ion about 2 1/2 miles from Boyd's Neck. Our loss was 88 killed, 623 wounded and 43 missing. Our loss in every arm of the service, General Smith reported, was 8 men killed and 42 wounded. The enemy left over 200 of their dead upon the field, and their whole loss in killed and wounded is believed to be upward of 1,000. About 4:30 p. m., General Robertson arrived with reinforcements from Charleston, and by the next morning General Chestnut was up with 350 South Carolina reserves, and General Baker with a North Carolina brigade. Of his subsequent operations, General Foster reported: From November 30th to December 5th, while keeping the greater part of the force at Boyd's Neck, I made at different points, with the assistance of the navy, several demonstrations, in one of which the Twenty-fifth Ohio marched six miles into the interior toward Pocotaligo and captured two pieces of artillery at Church bridge.
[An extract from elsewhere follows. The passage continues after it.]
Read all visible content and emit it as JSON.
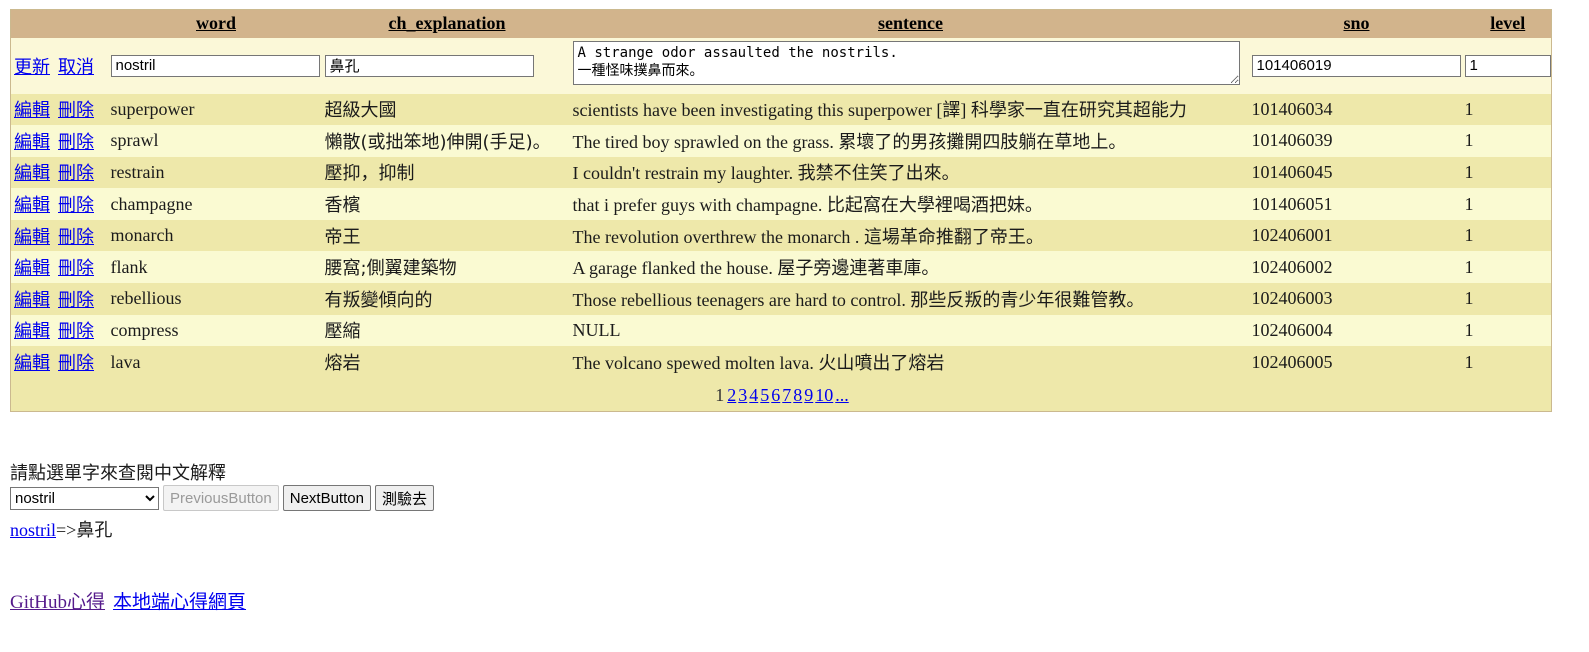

On the night of December 5th, I embarked a force under command of Brig
Brigadier-General Ellison Capers, Confederate Military History, a library of Confederate States Military History: Volume 5, South Carolina (ed. Clement Anselm Evans), Additional Sketches Illustrating the services of officers and Privates and patriotic citizens of South Carolina. (search)
Confederate Veterans. He was married in 1882 to Miss Dora A. Reid, of Spartanburg, who is still living. Lieutenant George William Baker Lieutenant George William Baker was born in Edgefield county, S. C., June 28, 1839. When nine years of aLieutenant George William Baker was born in Edgefield county, S. C., June 28, 1839. When nine years of age he went to Graniteville (now in Aiken county) and commenced work as a factory hand in the cotton mill at that place. He was so engaged when the war began, and on June 3, 1861, he enlisted as a private in Company F, Seventh South Carolina infantrand Fredericksburg. At the battle of Sharpsburg he received two wounds, one through the wrist and one in the head. Lieutenant Baker's company had four captains, three being killed in battle and the fourth was made a cripple for life. They had fiftwar and has two sons, both residents of Langley, S. C., one a practicing physician and the other a merchant. Lieutenant Baker has never entered the political arena, but has filled various important municipal positions at Graniteville. Beaufort